To conclude this part, with respect to the geographical and historical sources of an EU strategic culture, the fact that EU member states are diverse and consequently also have different national strategic cultures, complicates the development of an EU strategic culture. However, as the statements above show, there is nonetheless some convergence in terms of strategies as there are groups of countries, such as Germany, France and the UK, that share similar attitudes.
Political structure and institutions
A further source of strategic culture is the political aspect, especially in terms of the “organization of government and military institutions” that influences both the development of a strategy as well as the use of violence (Moore II 1998, 13).

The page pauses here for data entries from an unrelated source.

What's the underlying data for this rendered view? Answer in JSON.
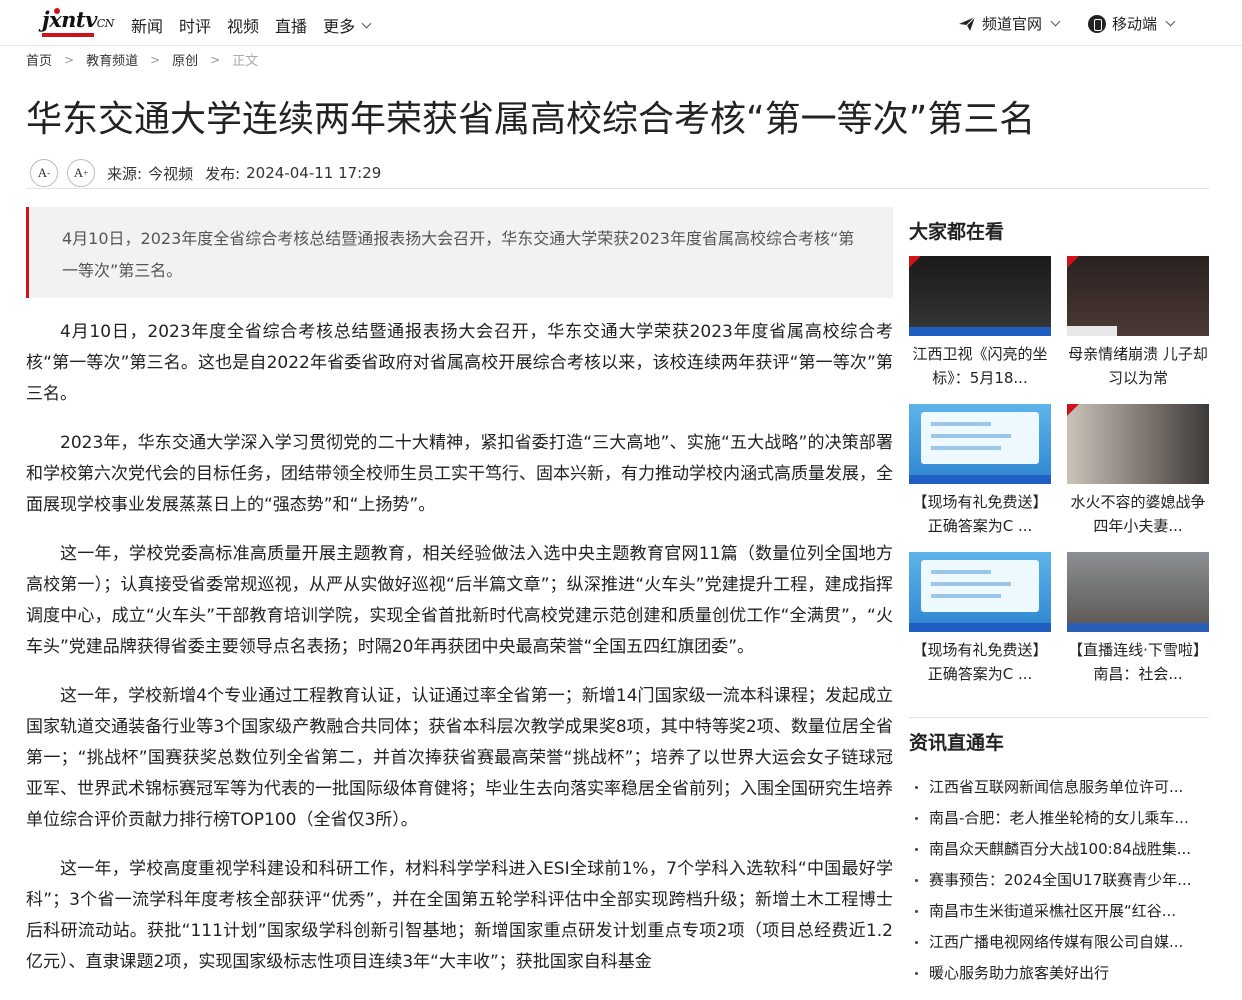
{
  "site": {
    "logo_text": "jxntv",
    "logo_suffix": "CN",
    "nav": [
      "新闻",
      "时评",
      "视频",
      "直播",
      "更多"
    ],
    "channel_label": "频道官网",
    "mobile_label": "移动端"
  },
  "breadcrumb": [
    "首页",
    "教育频道",
    "原创",
    "正文"
  ],
  "article": {
    "title": "华东交通大学连续两年荣获省属高校综合考核“第一等次”第三名",
    "source_label": "来源:",
    "source": "今视频",
    "publish_label": "发布:",
    "publish_time": "2024-04-11 17:29",
    "font_decrease": "A",
    "font_increase": "A",
    "summary": "4月10日，2023年度全省综合考核总结暨通报表扬大会召开，华东交通大学荣获2023年度省属高校综合考核“第一等次”第三名。",
    "paragraphs": [
      "4月10日，2023年度全省综合考核总结暨通报表扬大会召开，华东交通大学荣获2023年度省属高校综合考核“第一等次”第三名。这也是自2022年省委省政府对省属高校开展综合考核以来，该校连续两年获评“第一等次”第三名。",
      "2023年，华东交通大学深入学习贯彻党的二十大精神，紧扣省委打造“三大高地”、实施“五大战略”的决策部署和学校第六次党代会的目标任务，团结带领全校师生员工实干笃行、固本兴新，有力推动学校内涵式高质量发展，全面展现学校事业发展蒸蒸日上的“强态势”和“上扬势”。",
      "这一年，学校党委高标准高质量开展主题教育，相关经验做法入选中央主题教育官网11篇（数量位列全国地方高校第一）；认真接受省委常规巡视，从严从实做好巡视“后半篇文章”；纵深推进“火车头”党建提升工程，建成指挥调度中心，成立“火车头”干部教育培训学院，实现全省首批新时代高校党建示范创建和质量创优工作“全满贯”，“火车头”党建品牌获得省委主要领导点名表扬；时隔20年再获团中央最高荣誉“全国五四红旗团委”。",
      "这一年，学校新增4个专业通过工程教育认证，认证通过率全省第一；新增14门国家级一流本科课程；发起成立国家轨道交通装备行业等3个国家级产教融合共同体；获省本科层次教学成果奖8项，其中特等奖2项、数量位居全省第一；“挑战杯”国赛获奖总数位列全省第二，并首次捧获省赛最高荣誉“挑战杯”；培养了以世界大运会女子链球冠亚军、世界武术锦标赛冠军等为代表的一批国际级体育健将；毕业生去向落实率稳居全省前列；入围全国研究生培养单位综合评价贡献力排行榜TOP100（全省仅3所）。",
      "这一年，学校高度重视学科建设和科研工作，材料科学学科进入ESI全球前1%，7个学科入选软科“中国最好学科”；3个省一流学科年度考核全部获评“优秀”，并在全国第五轮学科评估中全部实现跨档升级；新增土木工程博士后科研流动站。获批“111计划”国家级学科创新引智基地；新增国家重点研发计划重点专项2项（项目总经费近1.2亿元）、直隶课题2项，实现国家级标志性项目连续3年“大丰收”；获批国家自科基金"
    ]
  },
  "sidebar": {
    "popular_title": "大家都在看",
    "popular": [
      {
        "caption": "江西卫视《闪亮的坐标》：5月18..."
      },
      {
        "caption": "母亲情绪崩溃 儿子却习以为常"
      },
      {
        "caption": "【现场有礼免费送】正确答案为C ..."
      },
      {
        "caption": "水火不容的婆媳战争 四年小夫妻..."
      },
      {
        "caption": "【现场有礼免费送】正确答案为C ..."
      },
      {
        "caption": "【直播连线·下雪啦】南昌：社会..."
      }
    ],
    "news_title": "资讯直通车",
    "news": [
      "江西省互联网新闻信息服务单位许可...",
      "南昌-合肥：老人推坐轮椅的女儿乘车...",
      "南昌众天麒麟百分大战100:84战胜集...",
      "赛事预告：2024全国U17联赛青少年...",
      "南昌市生米街道采樵社区开展“红谷...",
      "江西广播电视网络传媒有限公司自媒...",
      "暖心服务助力旅客美好出行"
    ]
  }
}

It is striking to realize that over time and despite different geographies and historical experiences, all states in the EU have turned, at different time points and with different speeds of progress, into democracies according to Western perceptions (Hälker 2017, 244-326). There are differences in political structure and institutions, as there are still monarchies such as the constitutional one in the UK and the parliamentary monarchy in Sweden for example, but overall, the basis of the political structure of EU member states is quite similar. The creation of the EU is the result of this rapprochement and such a development implies that the member states also basically share the same values and norms regarding foreign and security policy, such as the preservation of peace, the development and consolidation of democracy, respectfulness for human rights and essential freedoms, etc. that are promoted by the Union (European Union 2018a).